That said, the truth therein is still so powerful we can’t ever discount the push-back.
But like the man said, “Do your own homework”–on what I say, too!
By so doing, however, though it may take time and diligence, you–me, all of us–will not only be better able to detect GMBs but we will also be nourished, strengthened, emboldened–and eternally grateful.
*For an expanded definition of Who the Holy Spirit is and How He helps the born-again believer: He is, “in the widest sense, a helper, succorer, aider, assistant; so of the Holy Spirit destined to take the place of Christ with the apostles (after his ascension to the Father), to lead them to a deeper knowledge of gospel truth, and to give them the divine strength needed to enable them to undergo trials and persecutions on behalf of the divine kingdom” (same source as above, from the Interlinear Bible).

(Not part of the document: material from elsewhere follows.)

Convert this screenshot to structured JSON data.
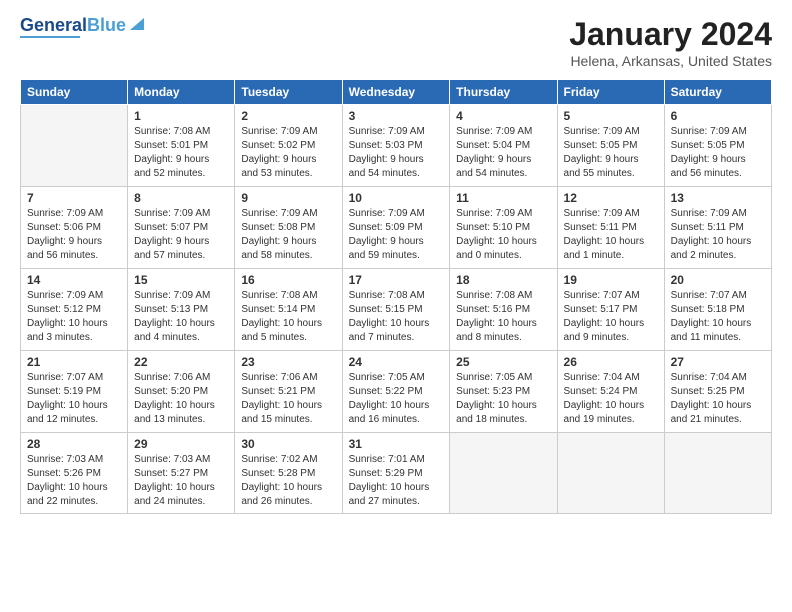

**Here is just one list of ways to accurately study the Scriptures ranging from Bible study for beginners to more advanced methods for preachers and teachers.
***It is said that there were more martyrs for the faith in the twentieth century than ever before, and because of the same reasons people always suffer for it: God’s Word is powerful to save, heal, deliver, enlighten, and free enslaved minds, hearts, and spirits. And, prophetically speaking, we may well be entering the most challenging era of all within which to be a follower of Jesus Christ. There are lots of wolves and enemies out there…
Image of book stack from Wikimedia Commons
Very good points raised here, Phyllis. Modern Bible versions is a subject close to my heart. You listed some good sound translations and I would add to it the NKJV. You probably use an older edition of the NIV. I have to point out that the 2011 edtion introduced gender-inclusive language. Some churches are now opting to use the ESV instead of the NIV. The Jerusalem Bible is the only modern translation in the Catholic Church that is free of gender modifications. Other versions are tainted. The worst one of all is the NRSV which mistranslates in many places in order to accommodate neutered language. The NRSV is the favoured version of many Protestant and some Catholic theologians.
Thank you for the clarification on the NIV, Colin. I had a qualifier in the first draft, but then deleted it. I completely agree, though. In fact, all my Bible versions are older due to the poisonous influence of politics as well as for other reasons. We really do have to be careful!
Agree totally Phyllis.
Nice to hear from you!
Excellent! Thank you.